FIFA found the results of pre-World Cup warm-up matches against Thailand, Bulgaria, Colombia and Guatemala in the weeks leading up the 2010 finals had been fixed.
This briefly led to the suspension of South Africa FA (SAFA) president Kirsten Nematandani who was later reinstated and was also present at Friday’s meeting.
“It is vital that this matter which dates back to 2010 is concluded soon, with the culprits to be sanctioned in accordance with the zero tolerance policy”
FIFA secretary general Jerome Valcke
FIFA said the mandate of the judicial committee “will be limited to matters related to the case of irregularities related to friendly matches of the SAFA in the build-up to the 2010 FIFA World Cup.”
The SAFA’s executive committee agreed on Saturday for the government to take the lead in investigating match-fixing, but it said it wanted a top FIFA prosecutor to join in.
SAFA recommended that the chairman of the investigating arm of FIFA’s ethics committee, Michael Garcia, be part of a three-member commission.
“It is critical that structures are set-up in order to tackle similar cases should they happen in the future,” said Valcke.
“I am very pleased by the commitment of the South African government and also SAFA to make sure this matter is now dealt with as a highest priority.
“FIFA will provide any advice and support possible both at investigatory and disciplinary level.
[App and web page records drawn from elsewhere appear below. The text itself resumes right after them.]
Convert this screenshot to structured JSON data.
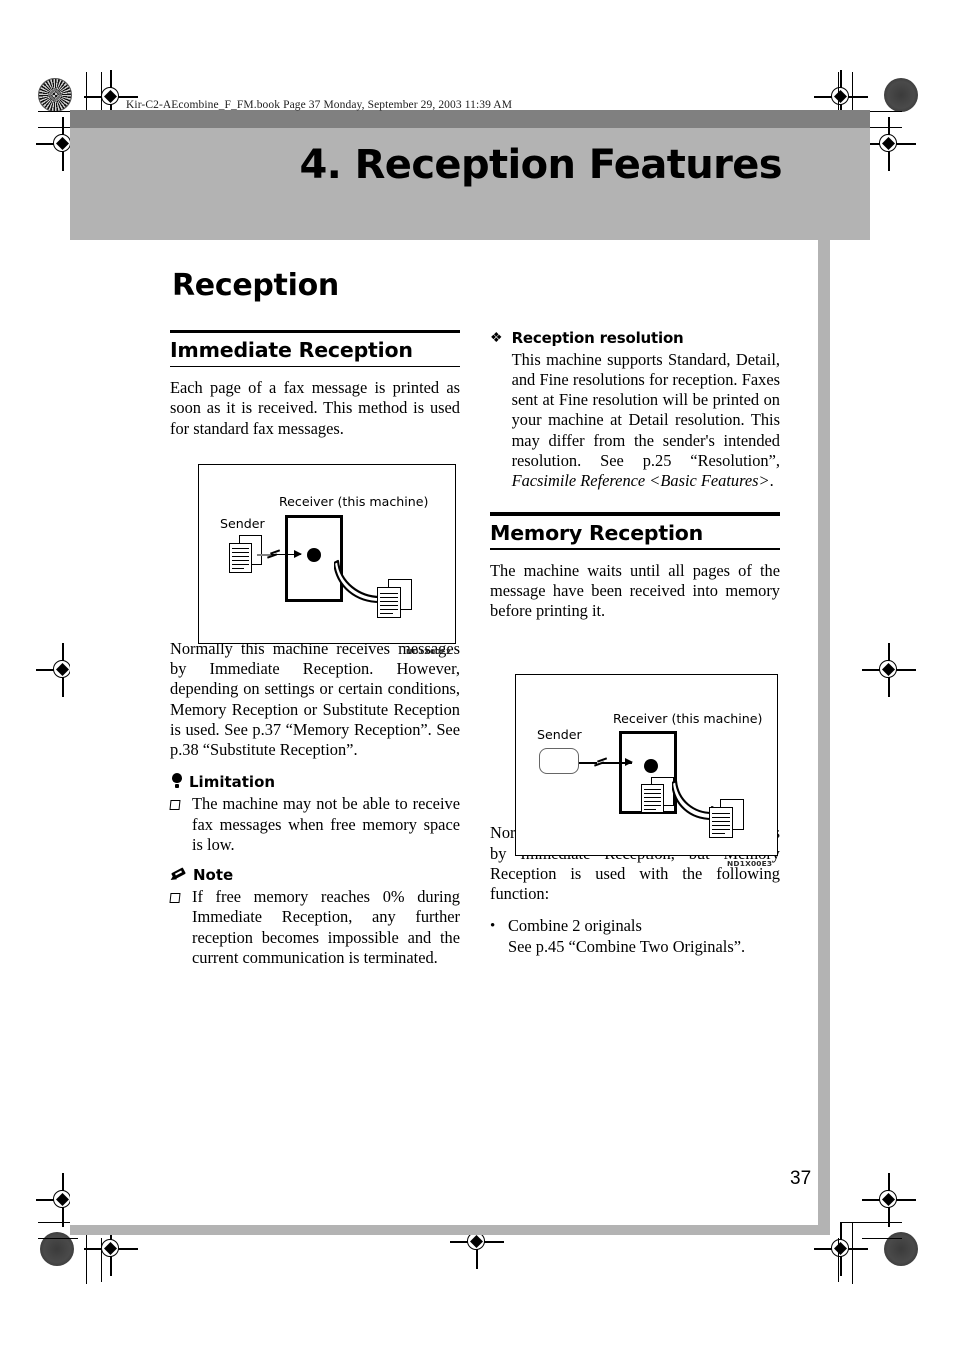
{
  "page": {
    "file_header": "Kir-C2-AEcombine_F_FM.book  Page 37  Monday, September 29, 2003  11:39 AM",
    "chapter_title": "4. Reception Features",
    "section_title": "Reception",
    "page_number": "37"
  },
  "left_column": {
    "heading": "Immediate Reception",
    "intro": "Each page of a fax message is printed as soon as it is received. This method is used for standard fax messages.",
    "figure": {
      "id": "ND1X00E2",
      "sender_label": "Sender",
      "receiver_label": "Receiver (this machine)"
    },
    "after_figure": "Normally this machine receives messages by Immediate Reception. However, depending on settings or certain conditions, Memory Reception or Substitute Reception is used. See p.37 “Memory Reception”. See p.38 “Substitute Reception”.",
    "limitation": {
      "heading": "Limitation",
      "items": [
        "The machine may not be able to receive fax messages when free memory space is low."
      ]
    },
    "note": {
      "heading": "Note",
      "items": [
        "If free memory reaches 0% during Immediate Reception, any further reception becomes impossible and the current communication is terminated."
      ]
    }
  },
  "right_column": {
    "resolution_block": {
      "bullet": "❖",
      "heading": "Reception resolution",
      "text_part1": "This machine supports Standard, Detail, and Fine resolutions for reception. Faxes sent at Fine resolution will be printed on your machine at Detail resolution. This may differ from the sender's intended resolution. See p.25 “Resolution”, ",
      "text_italic": "Facsimile Reference <Basic Features>",
      "text_part2": "."
    },
    "heading": "Memory Reception",
    "intro": "The machine waits until all pages of the message have been received into memory before printing it.",
    "figure": {
      "id": "ND1X00E3",
      "sender_label": "Sender",
      "receiver_label": "Receiver (this machine)"
    },
    "after_figure": "Normally this machine receives messages by Immediate Reception, but Memory Reception is used with the following function:",
    "bullet_list": [
      {
        "bullet": "•",
        "line1": "Combine 2 originals",
        "line2": "See p.45 “Combine Two Originals”."
      }
    ]
  },
  "colors": {
    "band_dark": "#808080",
    "band_light": "#b3b3b3",
    "text": "#000000",
    "paper": "#ffffff"
  }
}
To this effect a representative from FIFA’s Security Division was also at today’s meeting.”
Allegations of match-fixing were first revealed in the South African press in July 2011 but SAFA did not immediately act.
The issue was only raised once FIFA had incorporated the country into a wider investigation into Wilson Raj Perumal, a Singaporean jailed for two years for masterminding a match-fixing scheme in Finland.
Nematandani and four other top officials were briefly suspended following the handing over in December by FIFA to SAFA of a 500-page investigation into the activities of Perumal and his Football 4U organisation.
But within a month their suspension was lifted on procedural grounds.